#### [Problem details]
Copy every entry exactly, but skip the pictures.

Data excerpts
-- Opening Marker --

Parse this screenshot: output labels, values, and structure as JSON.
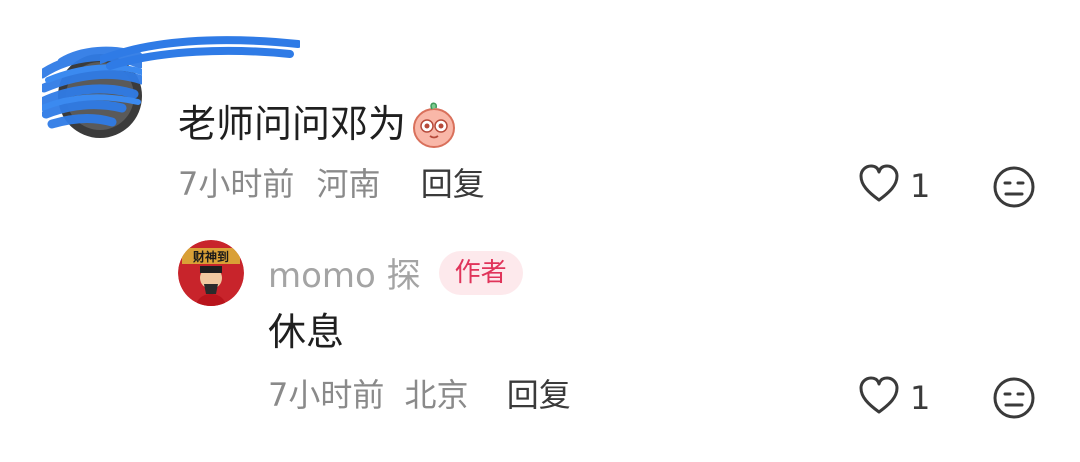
{
  "comment": {
    "text": "老师问问邓为",
    "emoji": "peach-face-emoji",
    "time": "7小时前",
    "location": "河南",
    "reply_label": "回复",
    "likes": "1"
  },
  "reply": {
    "username": "momo 探",
    "badge": "作者",
    "text": "休息",
    "time": "7小时前",
    "location": "北京",
    "reply_label": "回复",
    "likes": "1"
  },
  "colors": {
    "badge_bg": "#fde9ec",
    "badge_text": "#e0345a",
    "meta_text": "#8a8a8a",
    "scribble": "#2f7be6"
  }
}
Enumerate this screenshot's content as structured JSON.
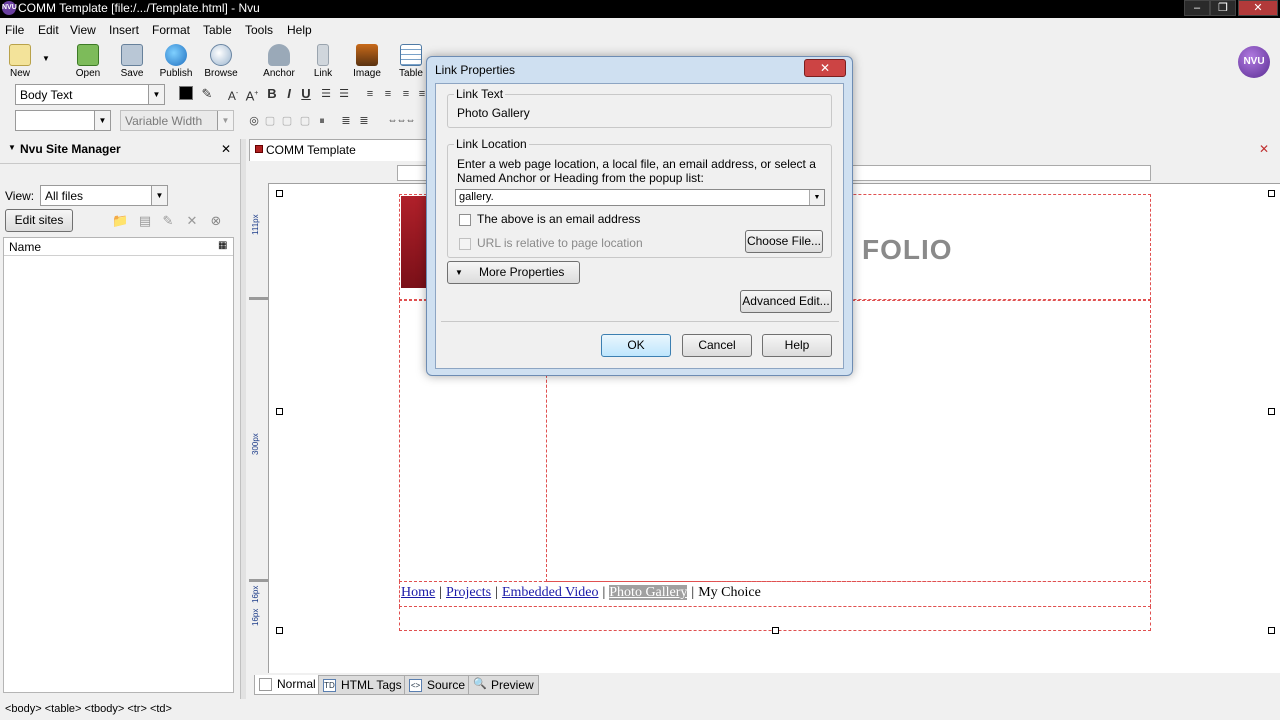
{
  "window": {
    "title": "COMM Template [file:/.../Template.html] - Nvu",
    "app_icon": "NVU",
    "controls": [
      "–",
      "❐",
      "✕"
    ]
  },
  "menu": [
    "File",
    "Edit",
    "View",
    "Insert",
    "Format",
    "Table",
    "Tools",
    "Help"
  ],
  "toolbar": {
    "buttons": [
      {
        "label": "New",
        "icon": "new-icon"
      },
      {
        "label": "Open",
        "icon": "open-icon"
      },
      {
        "label": "Save",
        "icon": "save-icon"
      },
      {
        "label": "Publish",
        "icon": "publish-icon"
      },
      {
        "label": "Browse",
        "icon": "browse-icon"
      },
      {
        "label": "Anchor",
        "icon": "anchor-icon"
      },
      {
        "label": "Link",
        "icon": "link-icon"
      },
      {
        "label": "Image",
        "icon": "image-icon"
      },
      {
        "label": "Table",
        "icon": "table-icon"
      }
    ],
    "brand_logo": "NVU"
  },
  "format_toolbar": {
    "paragraph_style": "Body Text",
    "width_mode": "Variable Width",
    "bold": "B",
    "italic": "I",
    "underline": "U"
  },
  "sidebar": {
    "title": "Nvu Site Manager",
    "close_glyph": "✕",
    "view_label": "View:",
    "view_value": "All files",
    "edit_sites_label": "Edit sites",
    "column_name": "Name"
  },
  "editor": {
    "tab_title": "COMM Template",
    "ruler_marks": [
      "111px",
      "300px",
      "16px",
      "16px"
    ],
    "banner_text": "FOLIO",
    "nav_links": [
      {
        "label": "Home"
      },
      {
        "label": "Projects"
      },
      {
        "label": "Embedded Video"
      },
      {
        "label": "Photo Gallery",
        "selected": true
      },
      {
        "label": "My Choice",
        "plain": true
      }
    ],
    "separator": "|"
  },
  "bottom_tabs": [
    "Normal",
    "HTML Tags",
    "Source",
    "Preview"
  ],
  "status_path": "<body> <table> <tbody> <tr> <td>",
  "dialog": {
    "title": "Link Properties",
    "link_text_group": "Link Text",
    "link_text_value": "Photo Gallery",
    "link_location_group": "Link Location",
    "instructions": "Enter a web page location, a local file, an email address, or select a Named Anchor or Heading from the popup list:",
    "location_value": "gallery.",
    "email_checkbox_label": "The above is an email address",
    "relative_checkbox_label": "URL is relative to page location",
    "choose_file_label": "Choose File...",
    "more_properties_label": "More Properties",
    "advanced_edit_label": "Advanced Edit...",
    "ok_label": "OK",
    "cancel_label": "Cancel",
    "help_label": "Help"
  },
  "colors": {
    "dialog_frame": "#cfe0f1",
    "link": "#1a1aa8",
    "dashed_border": "#e05050",
    "close_button": "#cc4444"
  }
}
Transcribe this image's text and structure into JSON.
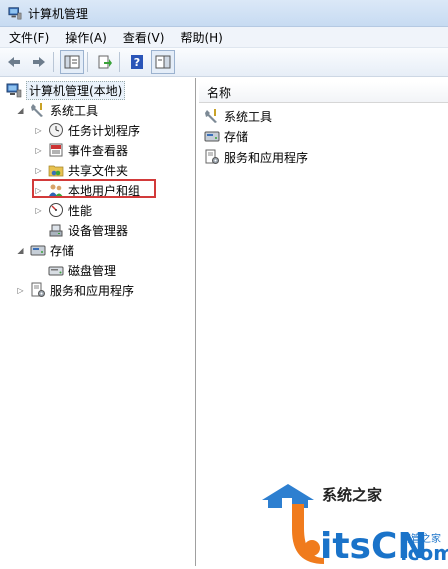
{
  "window": {
    "title": "计算机管理"
  },
  "menu": [
    "文件(F)",
    "操作(A)",
    "查看(V)",
    "帮助(H)"
  ],
  "toolbar": {
    "buttons": [
      "back-icon",
      "forward-icon",
      "show-hide-tree-icon",
      "export-icon",
      "help-icon",
      "properties-icon"
    ]
  },
  "tree": {
    "root": "计算机管理(本地)",
    "system_tools": "系统工具",
    "task_scheduler": "任务计划程序",
    "event_viewer": "事件查看器",
    "shared_folders": "共享文件夹",
    "local_users": "本地用户和组",
    "performance": "性能",
    "device_manager": "设备管理器",
    "storage": "存储",
    "disk_management": "磁盘管理",
    "services_apps": "服务和应用程序"
  },
  "list": {
    "column_name": "名称",
    "items": [
      "系统工具",
      "存储",
      "服务和应用程序"
    ]
  },
  "watermark": {
    "line1": "系统之家",
    "brand": "itsCN",
    "dotcom": ".com",
    "sub": "网管之家"
  },
  "colors": {
    "highlight": "#d23a3a",
    "brand_blue": "#1a73c9",
    "brand_orange": "#f07b1d"
  }
}
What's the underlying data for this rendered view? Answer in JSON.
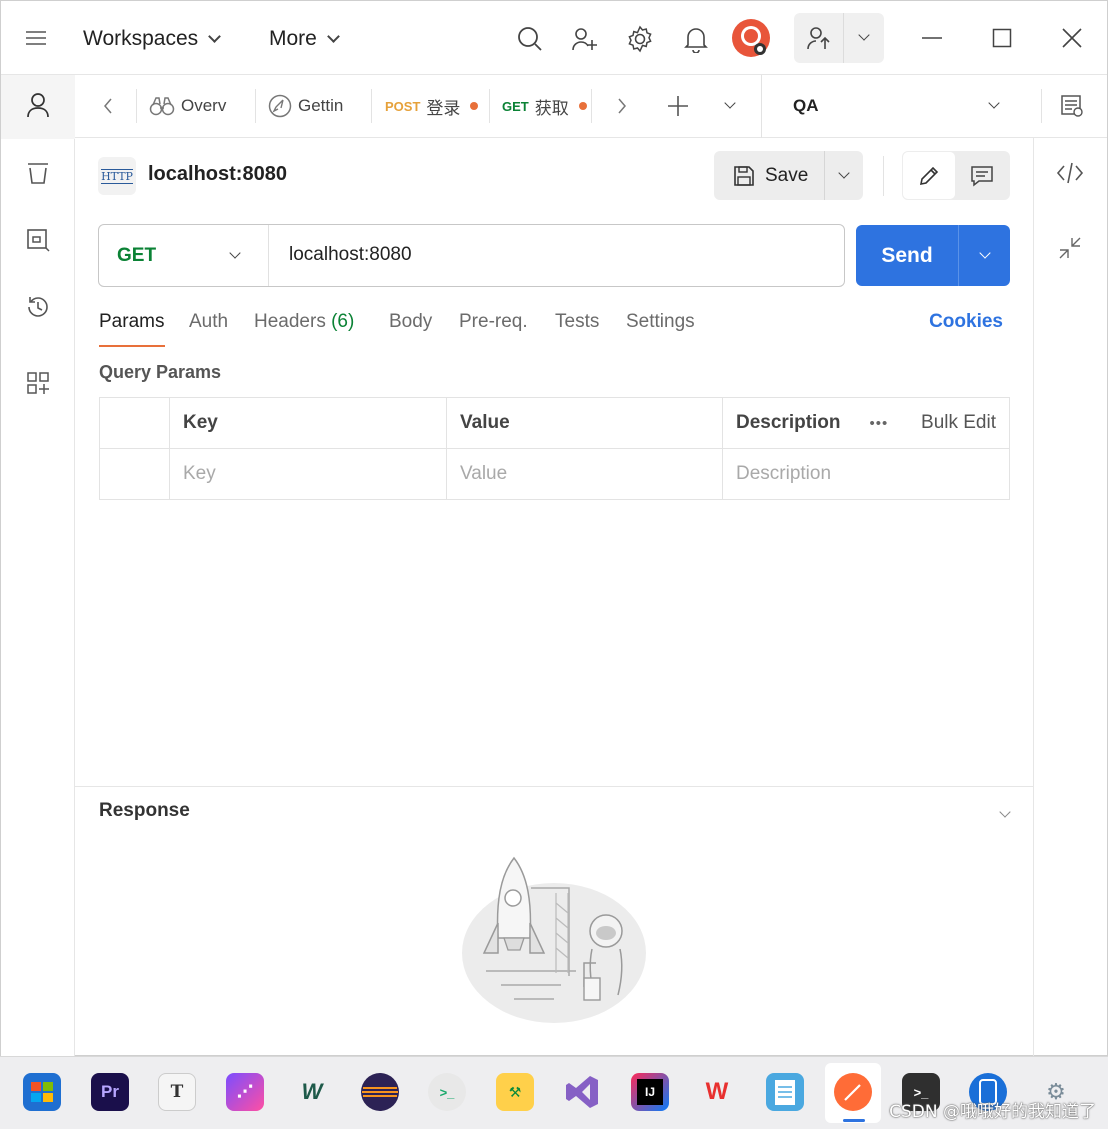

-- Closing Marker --

#### [Finished task]
Parse this screenshot: output labels, values, and structure as JSON.
{
  "comment": {
    "text": "老师问问邓为",
    "emoji": "peach-face-emoji",
    "time": "7小时前",
    "location": "河南",
    "reply_label": "回复",
    "likes": "1"
  },
  "reply": {
    "username": "momo 探",
    "badge": "作者",
    "text": "休息",
    "time": "7小时前",
    "location": "北京",
    "reply_label": "回复",
    "likes": "1"
  },
  "colors": {
    "badge_bg": "#fde9ec",
    "badge_text": "#e0345a",
    "meta_text": "#8a8a8a",
    "scribble": "#2f7be6"
  }
}
Enumerate this screenshot's content as structured JSON.
{
  "window": {
    "title": "COMM Template [file:/.../Template.html] - Nvu",
    "app_icon": "NVU",
    "controls": [
      "–",
      "❐",
      "✕"
    ]
  },
  "menu": [
    "File",
    "Edit",
    "View",
    "Insert",
    "Format",
    "Table",
    "Tools",
    "Help"
  ],
  "toolbar": {
    "buttons": [
      {
        "label": "New",
        "icon": "new-icon"
      },
      {
        "label": "Open",
        "icon": "open-icon"
      },
      {
        "label": "Save",
        "icon": "save-icon"
      },
      {
        "label": "Publish",
        "icon": "publish-icon"
      },
      {
        "label": "Browse",
        "icon": "browse-icon"
      },
      {
        "label": "Anchor",
        "icon": "anchor-icon"
      },
      {
        "label": "Link",
        "icon": "link-icon"
      },
      {
        "label": "Image",
        "icon": "image-icon"
      },
      {
        "label": "Table",
        "icon": "table-icon"
      }
    ],
    "brand_logo": "NVU"
  },
  "format_toolbar": {
    "paragraph_style": "Body Text",
    "width_mode": "Variable Width",
    "bold": "B",
    "italic": "I",
    "underline": "U"
  },
  "sidebar": {
    "title": "Nvu Site Manager",
    "close_glyph": "✕",
    "view_label": "View:",
    "view_value": "All files",
    "edit_sites_label": "Edit sites",
    "column_name": "Name"
  },
  "editor": {
    "tab_title": "COMM Template",
    "ruler_marks": [
      "111px",
      "300px",
      "16px",
      "16px"
    ],
    "banner_text": "FOLIO",
    "nav_links": [
      {
        "label": "Home"
      },
      {
        "label": "Projects"
      },
      {
        "label": "Embedded Video"
      },
      {
        "label": "Photo Gallery",
        "selected": true
      },
      {
        "label": "My Choice",
        "plain": true
      }
    ],
    "separator": "|"
  },
  "bottom_tabs": [
    "Normal",
    "HTML Tags",
    "Source",
    "Preview"
  ],
  "status_path": "<body> <table> <tbody> <tr> <td>",
  "dialog": {
    "title": "Link Properties",
    "link_text_group": "Link Text",
    "link_text_value": "Photo Gallery",
    "link_location_group": "Link Location",
    "instructions": "Enter a web page location, a local file, an email address, or select a Named Anchor or Heading from the popup list:",
    "location_value": "gallery.",
    "email_checkbox_label": "The above is an email address",
    "relative_checkbox_label": "URL is relative to page location",
    "choose_file_label": "Choose File...",
    "more_properties_label": "More Properties",
    "advanced_edit_label": "Advanced Edit...",
    "ok_label": "OK",
    "cancel_label": "Cancel",
    "help_label": "Help"
  },
  "colors": {
    "dialog_frame": "#cfe0f1",
    "link": "#1a1aa8",
    "dashed_border": "#e05050",
    "close_button": "#cc4444"
  }
}
Transcribe this image's text and structure into JSON.
{
  "window": {
    "title": "计算机管理"
  },
  "menu": [
    "文件(F)",
    "操作(A)",
    "查看(V)",
    "帮助(H)"
  ],
  "toolbar": {
    "buttons": [
      "back-icon",
      "forward-icon",
      "show-hide-tree-icon",
      "export-icon",
      "help-icon",
      "properties-icon"
    ]
  },
  "tree": {
    "root": "计算机管理(本地)",
    "system_tools": "系统工具",
    "task_scheduler": "任务计划程序",
    "event_viewer": "事件查看器",
    "shared_folders": "共享文件夹",
    "local_users": "本地用户和组",
    "performance": "性能",
    "device_manager": "设备管理器",
    "storage": "存储",
    "disk_management": "磁盘管理",
    "services_apps": "服务和应用程序"
  },
  "list": {
    "column_name": "名称",
    "items": [
      "系统工具",
      "存储",
      "服务和应用程序"
    ]
  },
  "watermark": {
    "line1": "系统之家",
    "brand": "itsCN",
    "dotcom": ".com",
    "sub": "网管之家"
  },
  "colors": {
    "highlight": "#d23a3a",
    "brand_blue": "#1a73c9",
    "brand_orange": "#f07b1d"
  }
}
What's the underlying data for this rendered view? Answer in JSON.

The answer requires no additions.